Uncoupling of Autotrophy and Heterotrophy: Effects of the Deepwater Horizon Oil Spill on Microbial Food Webs
Funded by the Florida Institute of Oceanography
PI: Wade H. Jeffrey
Oil and its constituents are primarily degraded by native microorganisms with abiotic processes being less important. Oil provides a high amount of organic material available to support bacterioplankton growth, the specific source of carbon, however may select for specific groups of bacterioplankton – shifting the microbial community structure which may alter other biogeochemical cycles as well. The project addresses Category 2 – conduct baseline studies and impact assessments to provide the basis for long term monitoring. Specifically, this study will provide baseline studies on microbiological and geochemical processes governing the degradation of oil and affected by oil and its constituents in pristine and oil-contaminated Gulf of Mexico near shore environments. Phytoplankton and bacterioplankton are the base of marine food webs; phytoplankton fix inorganic carbon to organic carbon and bacterioplankton are responsible for cycling significant (often 50% or more) of the organic carbon through the microbial loop. Changes in this dynamic have the potential to disrupt microbial biogeochemical cycles and significantly alter microbial food webs with potential cascading effects through higher trophic levels.

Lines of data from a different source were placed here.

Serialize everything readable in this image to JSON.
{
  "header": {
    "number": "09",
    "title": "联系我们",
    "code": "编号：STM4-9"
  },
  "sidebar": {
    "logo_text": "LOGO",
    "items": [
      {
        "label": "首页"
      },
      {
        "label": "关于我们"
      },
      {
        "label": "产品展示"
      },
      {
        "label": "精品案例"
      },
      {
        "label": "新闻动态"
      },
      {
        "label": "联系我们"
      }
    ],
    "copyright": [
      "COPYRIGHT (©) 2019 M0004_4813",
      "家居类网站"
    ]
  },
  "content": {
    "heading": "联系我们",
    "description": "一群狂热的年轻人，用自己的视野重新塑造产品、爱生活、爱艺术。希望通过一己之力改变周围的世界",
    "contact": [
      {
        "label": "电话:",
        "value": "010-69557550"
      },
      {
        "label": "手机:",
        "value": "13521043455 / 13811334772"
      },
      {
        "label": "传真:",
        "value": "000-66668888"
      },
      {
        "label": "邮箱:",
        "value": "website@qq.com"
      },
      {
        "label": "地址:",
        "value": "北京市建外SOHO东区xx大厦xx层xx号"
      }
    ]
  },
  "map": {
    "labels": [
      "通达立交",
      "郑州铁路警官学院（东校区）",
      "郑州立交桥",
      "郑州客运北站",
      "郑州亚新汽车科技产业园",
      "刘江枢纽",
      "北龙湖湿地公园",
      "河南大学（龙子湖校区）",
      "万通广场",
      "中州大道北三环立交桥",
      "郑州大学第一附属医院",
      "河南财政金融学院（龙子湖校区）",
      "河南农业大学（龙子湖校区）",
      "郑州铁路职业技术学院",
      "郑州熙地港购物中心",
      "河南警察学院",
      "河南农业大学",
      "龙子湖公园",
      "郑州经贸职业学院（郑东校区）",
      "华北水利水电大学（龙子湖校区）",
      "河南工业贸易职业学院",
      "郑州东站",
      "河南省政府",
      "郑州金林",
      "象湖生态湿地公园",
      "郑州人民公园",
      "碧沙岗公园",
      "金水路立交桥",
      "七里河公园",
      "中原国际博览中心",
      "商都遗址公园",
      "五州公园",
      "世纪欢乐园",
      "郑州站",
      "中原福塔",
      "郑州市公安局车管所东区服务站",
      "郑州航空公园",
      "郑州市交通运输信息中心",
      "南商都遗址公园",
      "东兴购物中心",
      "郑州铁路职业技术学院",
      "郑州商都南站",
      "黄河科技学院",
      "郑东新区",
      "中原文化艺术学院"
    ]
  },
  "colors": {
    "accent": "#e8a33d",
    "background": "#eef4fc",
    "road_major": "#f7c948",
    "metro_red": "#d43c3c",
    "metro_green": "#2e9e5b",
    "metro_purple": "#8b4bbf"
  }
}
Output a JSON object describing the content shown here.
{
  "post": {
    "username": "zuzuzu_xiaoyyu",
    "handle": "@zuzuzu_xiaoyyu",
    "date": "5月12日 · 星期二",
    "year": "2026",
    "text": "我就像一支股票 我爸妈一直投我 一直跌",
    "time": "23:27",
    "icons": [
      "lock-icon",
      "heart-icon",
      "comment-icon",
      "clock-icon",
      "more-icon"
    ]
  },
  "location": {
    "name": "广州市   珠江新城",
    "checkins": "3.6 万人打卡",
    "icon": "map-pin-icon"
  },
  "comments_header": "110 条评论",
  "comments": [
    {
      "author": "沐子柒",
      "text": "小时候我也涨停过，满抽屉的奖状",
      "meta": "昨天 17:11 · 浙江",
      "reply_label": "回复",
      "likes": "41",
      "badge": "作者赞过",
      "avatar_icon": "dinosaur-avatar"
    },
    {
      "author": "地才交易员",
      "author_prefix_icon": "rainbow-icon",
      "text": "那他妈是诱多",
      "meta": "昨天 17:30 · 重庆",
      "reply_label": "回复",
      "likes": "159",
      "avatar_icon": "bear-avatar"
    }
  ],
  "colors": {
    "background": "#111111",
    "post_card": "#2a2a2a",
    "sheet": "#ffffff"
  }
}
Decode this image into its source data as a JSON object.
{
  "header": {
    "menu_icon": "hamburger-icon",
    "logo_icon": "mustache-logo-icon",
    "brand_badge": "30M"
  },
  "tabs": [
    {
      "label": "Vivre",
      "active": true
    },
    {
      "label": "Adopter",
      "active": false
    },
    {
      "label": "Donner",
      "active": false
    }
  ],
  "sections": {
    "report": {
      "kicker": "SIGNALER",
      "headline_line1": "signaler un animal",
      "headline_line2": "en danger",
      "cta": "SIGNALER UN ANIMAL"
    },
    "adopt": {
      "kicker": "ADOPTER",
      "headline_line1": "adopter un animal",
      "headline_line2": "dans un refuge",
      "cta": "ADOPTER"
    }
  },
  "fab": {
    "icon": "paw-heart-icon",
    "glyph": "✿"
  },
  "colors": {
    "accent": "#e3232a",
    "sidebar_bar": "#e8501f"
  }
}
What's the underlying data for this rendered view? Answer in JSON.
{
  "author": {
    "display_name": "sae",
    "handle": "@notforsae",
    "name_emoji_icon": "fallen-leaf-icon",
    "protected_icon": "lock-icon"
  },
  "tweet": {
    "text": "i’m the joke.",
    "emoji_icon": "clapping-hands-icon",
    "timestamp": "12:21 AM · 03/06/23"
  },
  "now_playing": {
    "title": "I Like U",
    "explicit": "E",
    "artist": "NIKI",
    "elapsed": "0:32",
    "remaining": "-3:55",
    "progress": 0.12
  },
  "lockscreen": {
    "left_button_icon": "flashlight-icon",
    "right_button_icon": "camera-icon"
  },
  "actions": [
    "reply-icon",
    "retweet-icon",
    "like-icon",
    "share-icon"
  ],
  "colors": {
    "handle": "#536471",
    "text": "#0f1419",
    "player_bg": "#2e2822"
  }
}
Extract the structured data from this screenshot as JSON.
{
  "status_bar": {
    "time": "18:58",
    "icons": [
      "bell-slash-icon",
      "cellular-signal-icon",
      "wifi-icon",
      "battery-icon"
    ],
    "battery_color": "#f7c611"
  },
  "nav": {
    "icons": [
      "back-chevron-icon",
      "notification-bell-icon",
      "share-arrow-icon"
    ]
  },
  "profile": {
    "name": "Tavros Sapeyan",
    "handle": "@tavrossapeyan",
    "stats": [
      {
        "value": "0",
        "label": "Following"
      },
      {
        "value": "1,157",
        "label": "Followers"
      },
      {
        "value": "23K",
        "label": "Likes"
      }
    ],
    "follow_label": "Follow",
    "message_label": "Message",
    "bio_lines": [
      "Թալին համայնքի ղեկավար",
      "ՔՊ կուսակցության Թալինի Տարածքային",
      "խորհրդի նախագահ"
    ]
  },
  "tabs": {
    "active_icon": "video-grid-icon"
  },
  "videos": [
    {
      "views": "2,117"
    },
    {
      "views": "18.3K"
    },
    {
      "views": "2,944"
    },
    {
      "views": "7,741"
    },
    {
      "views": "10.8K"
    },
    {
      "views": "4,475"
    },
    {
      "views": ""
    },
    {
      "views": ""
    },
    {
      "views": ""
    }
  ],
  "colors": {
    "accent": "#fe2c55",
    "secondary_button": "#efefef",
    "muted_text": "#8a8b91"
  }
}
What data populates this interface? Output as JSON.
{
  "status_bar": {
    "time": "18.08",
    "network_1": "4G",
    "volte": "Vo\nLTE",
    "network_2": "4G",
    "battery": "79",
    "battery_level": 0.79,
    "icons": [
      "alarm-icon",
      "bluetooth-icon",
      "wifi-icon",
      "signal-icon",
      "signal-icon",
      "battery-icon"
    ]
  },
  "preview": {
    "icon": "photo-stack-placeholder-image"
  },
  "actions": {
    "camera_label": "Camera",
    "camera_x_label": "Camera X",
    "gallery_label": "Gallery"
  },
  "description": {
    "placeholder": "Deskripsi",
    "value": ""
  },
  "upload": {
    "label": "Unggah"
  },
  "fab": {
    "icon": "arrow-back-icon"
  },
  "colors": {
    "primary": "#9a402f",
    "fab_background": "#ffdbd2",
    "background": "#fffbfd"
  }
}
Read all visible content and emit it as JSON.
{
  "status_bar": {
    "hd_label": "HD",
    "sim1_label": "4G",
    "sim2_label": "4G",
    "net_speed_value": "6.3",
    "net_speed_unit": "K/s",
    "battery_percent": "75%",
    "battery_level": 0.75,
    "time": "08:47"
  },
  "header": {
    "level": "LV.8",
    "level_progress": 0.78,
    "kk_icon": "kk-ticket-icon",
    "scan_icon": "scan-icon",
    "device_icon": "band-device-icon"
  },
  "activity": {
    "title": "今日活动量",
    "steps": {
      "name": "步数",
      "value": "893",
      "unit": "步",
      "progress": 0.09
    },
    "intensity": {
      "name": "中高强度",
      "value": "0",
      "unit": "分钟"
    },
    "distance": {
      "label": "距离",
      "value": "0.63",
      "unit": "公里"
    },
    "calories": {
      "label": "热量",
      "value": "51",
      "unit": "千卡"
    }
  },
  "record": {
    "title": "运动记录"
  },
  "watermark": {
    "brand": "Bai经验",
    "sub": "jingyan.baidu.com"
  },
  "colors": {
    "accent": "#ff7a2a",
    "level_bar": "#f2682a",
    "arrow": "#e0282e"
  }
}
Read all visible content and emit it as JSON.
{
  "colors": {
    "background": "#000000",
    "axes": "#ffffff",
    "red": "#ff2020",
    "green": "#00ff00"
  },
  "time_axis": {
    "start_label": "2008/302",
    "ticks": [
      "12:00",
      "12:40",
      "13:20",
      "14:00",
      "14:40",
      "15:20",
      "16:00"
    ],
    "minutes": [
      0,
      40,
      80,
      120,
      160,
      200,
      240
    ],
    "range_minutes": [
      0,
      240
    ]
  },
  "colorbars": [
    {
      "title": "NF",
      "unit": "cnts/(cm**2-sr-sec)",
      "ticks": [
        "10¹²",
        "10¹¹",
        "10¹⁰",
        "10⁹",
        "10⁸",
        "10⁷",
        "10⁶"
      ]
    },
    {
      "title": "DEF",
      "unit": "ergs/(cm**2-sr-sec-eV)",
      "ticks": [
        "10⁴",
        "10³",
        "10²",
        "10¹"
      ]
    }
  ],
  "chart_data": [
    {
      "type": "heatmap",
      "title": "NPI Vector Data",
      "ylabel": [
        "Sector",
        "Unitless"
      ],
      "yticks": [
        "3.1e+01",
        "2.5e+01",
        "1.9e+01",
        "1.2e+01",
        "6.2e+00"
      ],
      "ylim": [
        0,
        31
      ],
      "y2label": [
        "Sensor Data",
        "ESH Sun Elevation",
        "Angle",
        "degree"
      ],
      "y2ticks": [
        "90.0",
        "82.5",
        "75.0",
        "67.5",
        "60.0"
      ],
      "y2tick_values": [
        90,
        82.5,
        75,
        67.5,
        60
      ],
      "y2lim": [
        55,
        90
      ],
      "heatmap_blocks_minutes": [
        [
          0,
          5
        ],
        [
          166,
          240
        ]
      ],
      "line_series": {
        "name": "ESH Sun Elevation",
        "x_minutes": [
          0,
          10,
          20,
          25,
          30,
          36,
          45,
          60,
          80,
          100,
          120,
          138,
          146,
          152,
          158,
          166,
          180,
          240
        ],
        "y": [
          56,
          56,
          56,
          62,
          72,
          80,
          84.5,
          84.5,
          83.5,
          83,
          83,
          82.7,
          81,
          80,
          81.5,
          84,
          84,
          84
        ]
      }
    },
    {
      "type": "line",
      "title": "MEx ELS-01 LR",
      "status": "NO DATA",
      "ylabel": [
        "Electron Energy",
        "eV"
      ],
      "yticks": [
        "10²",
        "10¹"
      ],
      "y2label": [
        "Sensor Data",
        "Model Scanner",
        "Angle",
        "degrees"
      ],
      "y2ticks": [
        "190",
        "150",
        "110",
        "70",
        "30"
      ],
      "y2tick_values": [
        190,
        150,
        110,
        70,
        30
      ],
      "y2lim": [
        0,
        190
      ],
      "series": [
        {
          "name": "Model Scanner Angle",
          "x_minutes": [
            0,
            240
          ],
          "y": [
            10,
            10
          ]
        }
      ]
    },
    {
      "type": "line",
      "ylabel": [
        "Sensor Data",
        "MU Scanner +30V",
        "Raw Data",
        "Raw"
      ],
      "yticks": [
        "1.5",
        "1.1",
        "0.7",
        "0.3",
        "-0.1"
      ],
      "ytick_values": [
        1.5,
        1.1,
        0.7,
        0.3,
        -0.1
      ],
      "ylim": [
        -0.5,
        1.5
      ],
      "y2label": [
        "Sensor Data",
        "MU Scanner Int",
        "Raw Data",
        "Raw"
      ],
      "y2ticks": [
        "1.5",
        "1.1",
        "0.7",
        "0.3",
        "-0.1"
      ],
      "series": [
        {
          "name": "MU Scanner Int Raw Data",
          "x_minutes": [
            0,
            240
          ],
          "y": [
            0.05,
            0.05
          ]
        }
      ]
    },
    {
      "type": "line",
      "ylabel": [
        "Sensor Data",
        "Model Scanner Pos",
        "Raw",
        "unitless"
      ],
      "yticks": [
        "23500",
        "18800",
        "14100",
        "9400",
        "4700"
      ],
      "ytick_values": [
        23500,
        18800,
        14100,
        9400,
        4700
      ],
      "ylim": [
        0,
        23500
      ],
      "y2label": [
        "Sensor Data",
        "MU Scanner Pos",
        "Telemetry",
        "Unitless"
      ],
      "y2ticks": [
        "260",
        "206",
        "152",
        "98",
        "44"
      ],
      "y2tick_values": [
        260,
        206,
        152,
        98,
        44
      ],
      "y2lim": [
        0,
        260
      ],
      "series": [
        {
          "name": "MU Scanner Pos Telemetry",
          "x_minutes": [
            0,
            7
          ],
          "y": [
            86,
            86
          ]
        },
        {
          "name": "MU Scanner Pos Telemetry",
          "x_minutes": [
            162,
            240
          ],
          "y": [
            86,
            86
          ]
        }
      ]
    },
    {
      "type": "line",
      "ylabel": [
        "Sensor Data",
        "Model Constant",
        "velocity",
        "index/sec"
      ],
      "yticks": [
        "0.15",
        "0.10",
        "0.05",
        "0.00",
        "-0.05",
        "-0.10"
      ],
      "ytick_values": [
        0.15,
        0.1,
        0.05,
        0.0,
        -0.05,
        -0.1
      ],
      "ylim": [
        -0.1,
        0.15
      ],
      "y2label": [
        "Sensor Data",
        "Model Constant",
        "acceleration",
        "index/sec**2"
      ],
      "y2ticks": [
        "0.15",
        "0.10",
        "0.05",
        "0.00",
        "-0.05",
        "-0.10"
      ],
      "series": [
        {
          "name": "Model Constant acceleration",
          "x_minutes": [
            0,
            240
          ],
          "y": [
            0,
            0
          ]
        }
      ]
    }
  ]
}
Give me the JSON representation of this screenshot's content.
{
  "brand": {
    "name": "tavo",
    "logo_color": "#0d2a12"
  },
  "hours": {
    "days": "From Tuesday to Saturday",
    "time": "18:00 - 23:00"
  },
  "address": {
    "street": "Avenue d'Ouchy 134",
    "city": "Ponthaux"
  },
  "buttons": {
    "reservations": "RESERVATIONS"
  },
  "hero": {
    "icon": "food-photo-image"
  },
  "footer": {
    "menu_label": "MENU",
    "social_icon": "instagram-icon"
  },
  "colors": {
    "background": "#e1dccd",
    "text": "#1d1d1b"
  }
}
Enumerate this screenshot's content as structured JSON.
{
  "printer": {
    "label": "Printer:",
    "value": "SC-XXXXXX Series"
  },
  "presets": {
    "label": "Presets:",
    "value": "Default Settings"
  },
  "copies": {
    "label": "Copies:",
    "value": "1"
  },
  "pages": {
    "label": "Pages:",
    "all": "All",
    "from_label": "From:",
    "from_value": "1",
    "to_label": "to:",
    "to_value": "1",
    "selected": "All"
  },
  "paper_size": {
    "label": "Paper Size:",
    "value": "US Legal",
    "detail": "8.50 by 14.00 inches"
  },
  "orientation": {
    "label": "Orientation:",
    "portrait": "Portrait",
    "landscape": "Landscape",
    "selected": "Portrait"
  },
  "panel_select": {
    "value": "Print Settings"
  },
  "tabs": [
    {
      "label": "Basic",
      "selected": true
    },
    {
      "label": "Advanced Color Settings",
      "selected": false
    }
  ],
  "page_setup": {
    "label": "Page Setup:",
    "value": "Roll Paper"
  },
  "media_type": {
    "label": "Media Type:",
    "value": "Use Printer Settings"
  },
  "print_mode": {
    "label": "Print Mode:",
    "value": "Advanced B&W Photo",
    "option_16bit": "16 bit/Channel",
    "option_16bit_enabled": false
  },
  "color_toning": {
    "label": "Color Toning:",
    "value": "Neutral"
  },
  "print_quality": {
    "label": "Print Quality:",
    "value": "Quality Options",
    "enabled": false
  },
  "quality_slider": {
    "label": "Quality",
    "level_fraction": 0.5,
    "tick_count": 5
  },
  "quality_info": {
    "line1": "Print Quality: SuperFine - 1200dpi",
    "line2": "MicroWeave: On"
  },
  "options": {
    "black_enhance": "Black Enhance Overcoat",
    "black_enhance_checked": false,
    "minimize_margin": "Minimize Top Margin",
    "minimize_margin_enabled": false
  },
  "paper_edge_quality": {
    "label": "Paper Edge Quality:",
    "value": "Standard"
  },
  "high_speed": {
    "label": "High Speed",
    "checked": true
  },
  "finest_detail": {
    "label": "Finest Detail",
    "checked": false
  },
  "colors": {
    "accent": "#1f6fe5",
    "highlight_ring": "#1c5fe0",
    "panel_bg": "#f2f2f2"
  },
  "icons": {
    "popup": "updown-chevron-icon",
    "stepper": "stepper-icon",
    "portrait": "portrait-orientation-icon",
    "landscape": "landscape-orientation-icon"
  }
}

Common bioremediation strategies often include the addition of inorganic nitrogen and phosphate.
How do increases in carbon (oil) and N & P (from bioremediation nutrient additions) change trophic interactions and dynamics? Is the growth of the organisms responding to oil controlled by bottom up (nutrients) or top down (grazing & viruses) forces? Elevated concentrations of oil in the Gulf of Mexico system presents a huge reservoir of nutrients that will likely have ancillary effects on the entire microbial cycling in affected systems.
This project represents a collaborative effort between the University of West Florida and Florida A& M University. Research areas include Pensacola Beach, near the University of West Florida and a site already contaminated by oil, as well as Apalachicola (currently uncontaminated) and Grand Bay, MS (contaminated). All three sites have been sampled extensively prior to the spill. Immediate sampling needs to be done in uncontaminated waters in the Gulf of Mexico to establish baseline trophic interactions. These initial assays will be followed by sampling in contaminated waters as well as via experimental manipulation by adding oil and inorganic nutrients to samples to monitor changes in microbial community foodwebs (i.e. phytoplankton and bacterioplankton interactions) and community structure and dynamics in response to oil spill components. Research proposed herein will enhance our ability to better understand the biogeochemical effects and ultimately the ecological response to the Deepwater Horizon disaster.